Brandon, that’s a good question. Typically, you would expect an offense to take longer to jell than a defense, but I’m interested to see if that’s the case for the Broncos. Head Coach Nathaniel Hackett has play-calling experience and has helped guide some of the league’s best offenses in recent years, which gives me hope that the offense can click quickly. Of course, a lot of that will depend on who is under center. The defense will be more interesting to watch, as Evero will be calling plays at the NFL level for the first time. The system will be familiar, which should give the Broncos an edge, but I’m curious how quickly Evero and the Broncos can find a play-calling rhythm that puts them in position to succeed.

What position (other than QB) do you think is a priority for the Broncos to address? – @TheTrueJake58

We mentioned outside linebacker earlier in this mailbag, but there’s a few other spots I’ll be watching. Right tackle, inside linebacker, slot cornerback and running back are all of interest to me. For more on those positions, it’s worth reading what Paton had to say about those spots (except cornerback) when I spoke with him at the Senior Bowl.
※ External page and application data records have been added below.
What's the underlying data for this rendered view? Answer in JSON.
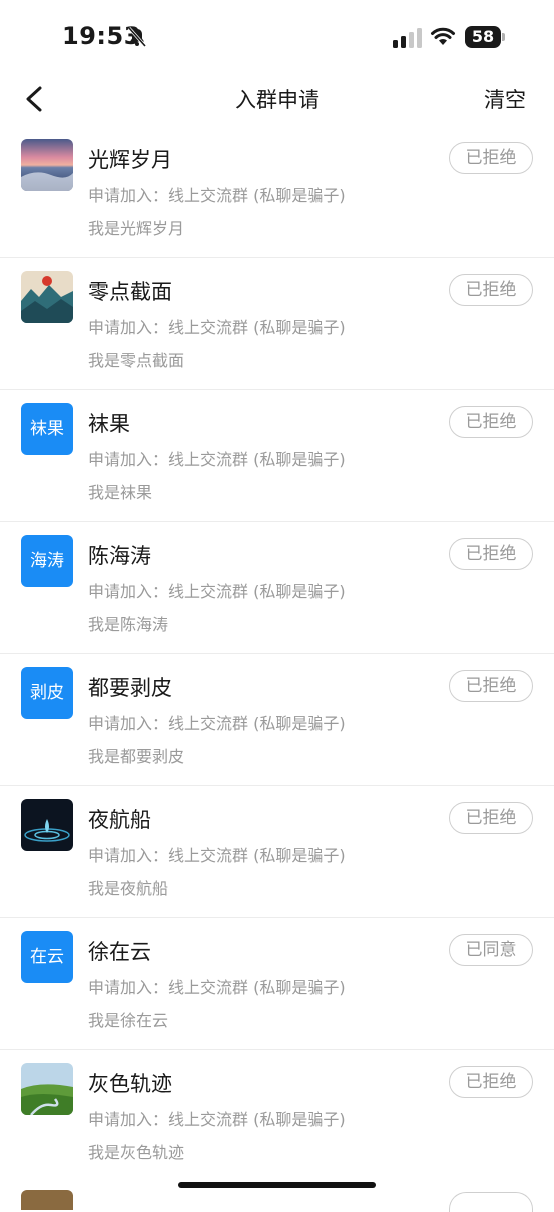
{
  "status_bar": {
    "time": "19:53",
    "battery": "58"
  },
  "nav": {
    "title": "入群申请",
    "clear_label": "清空"
  },
  "requests": [
    {
      "name": "光辉岁月",
      "apply": "申请加入：线上交流群 (私聊是骗子)",
      "message": "我是光辉岁月",
      "status": "已拒绝",
      "avatar": "sunset-sea-image"
    },
    {
      "name": "零点截面",
      "apply": "申请加入：线上交流群 (私聊是骗子)",
      "message": "我是零点截面",
      "status": "已拒绝",
      "avatar": "ink-mountain-image"
    },
    {
      "name": "袜果",
      "apply": "申请加入：线上交流群 (私聊是骗子)",
      "message": "我是袜果",
      "status": "已拒绝",
      "avatar_text": "袜果"
    },
    {
      "name": "陈海涛",
      "apply": "申请加入：线上交流群 (私聊是骗子)",
      "message": "我是陈海涛",
      "status": "已拒绝",
      "avatar_text": "海涛"
    },
    {
      "name": "都要剥皮",
      "apply": "申请加入：线上交流群 (私聊是骗子)",
      "message": "我是都要剥皮",
      "status": "已拒绝",
      "avatar_text": "剥皮"
    },
    {
      "name": "夜航船",
      "apply": "申请加入：线上交流群 (私聊是骗子)",
      "message": "我是夜航船",
      "status": "已拒绝",
      "avatar": "water-drop-image"
    },
    {
      "name": "徐在云",
      "apply": "申请加入：线上交流群 (私聊是骗子)",
      "message": "我是徐在云",
      "status": "已同意",
      "avatar_text": "在云"
    },
    {
      "name": "灰色轨迹",
      "apply": "申请加入：线上交流群 (私聊是骗子)",
      "message": "我是灰色轨迹",
      "status": "已拒绝",
      "avatar": "green-valley-image"
    }
  ],
  "colors": {
    "accent": "#1a8cf5",
    "muted_text": "#9a9a9a",
    "divider": "#ececec"
  }
}
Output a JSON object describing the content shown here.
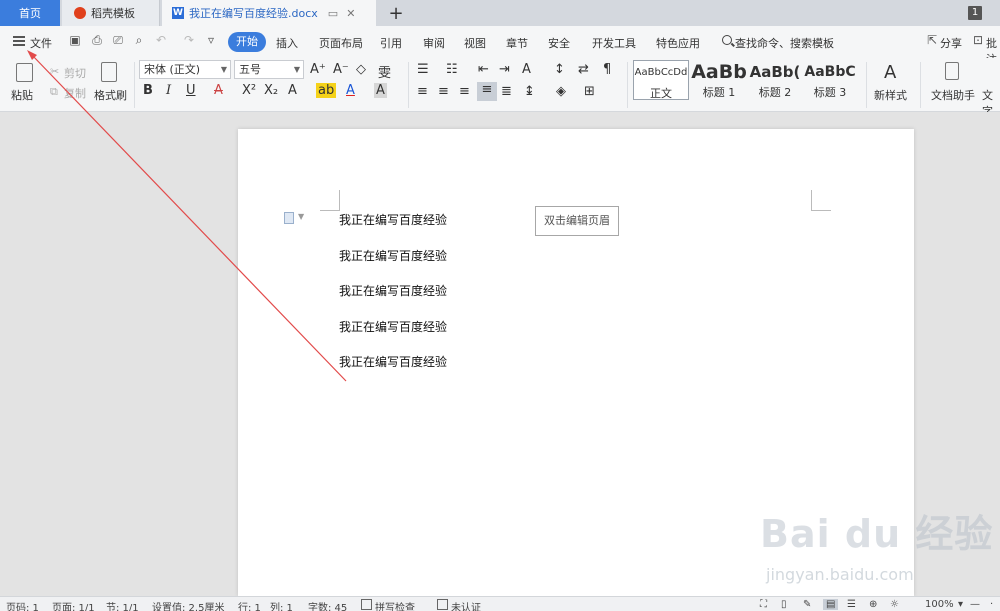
{
  "tabs": {
    "home": "首页",
    "template": "稻壳模板",
    "document": "我正在编写百度经验.docx",
    "page_badge": "1"
  },
  "menu": {
    "file": "文件",
    "items": [
      "开始",
      "插入",
      "页面布局",
      "引用",
      "审阅",
      "视图",
      "章节",
      "安全",
      "开发工具",
      "特色应用"
    ],
    "search": "查找命令、搜索模板",
    "share": "分享",
    "annotate": "批注"
  },
  "ribbon": {
    "paste": "粘贴",
    "cut": "剪切",
    "copy": "复制",
    "format_painter": "格式刷",
    "font_name": "宋体 (正文)",
    "font_size": "五号",
    "styles": [
      {
        "preview": "AaBbCcDd",
        "label": "正文"
      },
      {
        "preview": "AaBb",
        "label": "标题 1"
      },
      {
        "preview": "AaBb(",
        "label": "标题 2"
      },
      {
        "preview": "AaBbC",
        "label": "标题 3"
      }
    ],
    "new_style": "新样式",
    "doc_assistant": "文档助手",
    "text_tool": "文字"
  },
  "document": {
    "lines": [
      "我正在编写百度经验",
      "我正在编写百度经验",
      "我正在编写百度经验",
      "我正在编写百度经验",
      "我正在编写百度经验"
    ],
    "header_hint": "双击编辑页眉"
  },
  "status": {
    "page": "页码: 1",
    "pages": "页面: 1/1",
    "section": "节: 1/1",
    "setting": "设置值: 2.5厘米",
    "row": "行: 1",
    "col": "列: 1",
    "words": "字数: 45",
    "spell": "拼写检查",
    "cert": "未认证",
    "zoom": "100%"
  },
  "watermark": {
    "main": "Bai du 经验",
    "sub": "jingyan.baidu.com"
  },
  "colors": {
    "accent": "#3b7ddd",
    "annotation": "#e24a4a"
  }
}
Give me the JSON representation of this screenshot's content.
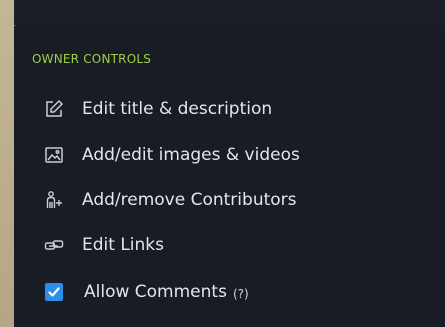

Of note: Paton said he believes this draft class is strongest along the offensive and defensive line.

Who are you drafting at No. 9? — @AsherMorris23

When the offseason began, I guessed the Broncos wouldn’t pick at their slated No. 9 spot. I’ll stick with that projection here, and if the Broncos still hold their first-round pick, I’ll say they trade back again. Perhaps there’s a way to secure a high-upside pass-rusher and right tackle in the first couple of rounds while also keeping — or adding to — their draft capital for 2023.

Which players on their rookie contracts face the biggest season next year to determine if they get long-term deals? – SmallBaller

The players from the Broncos’ 2019 draft class are poised to enter the final year of their rookie contracts, which means Noah Fant, Dalton Risner, Drew Lock and Dre’Mont Jones could be free agents after the 2022 season. The Broncos, of course, have the option to pick up Noah Fant’s fifth-year option, which would keep him under contract through the 2023 season. Paton said in late January that the coaching staff would need to dive into the roster more before the conversations about personnel decisions begin. The Broncos waited until after the first round of the 2021 NFL Draft to pick up Bradley Chubb’s fifth-year option, so it could be a while before Fant’s future becomes clear. Chubb, who enters the final year of his rookie deal, is also a player to watch, as the Broncos must decide whether to extend the former fifth-overall pick. I think he, Fant and Dre’Mont Jones — who posted 5.5 sacks over the second half of last season — are the most intriguing players heading into the tail end of their rookie deals.

Who gets the franchise tag? – Kenny S.

Kenny, it’s not impossible for the Broncos to use the franchise tag this year on one of their impending free agents, but I’d be surprised if that happened. Courtland Sutton may have been a candidate, but the Broncos were smart to get a deal done with him during the season. After franchising Justin Simmons the last two years, it seems like it will be quiet for the Broncos on that front in 2022.

https://www.denverbroncos.com/news/mailbag/ask-aric-how-quickly-can-a-new-coaching-staff-turn-the-broncos-around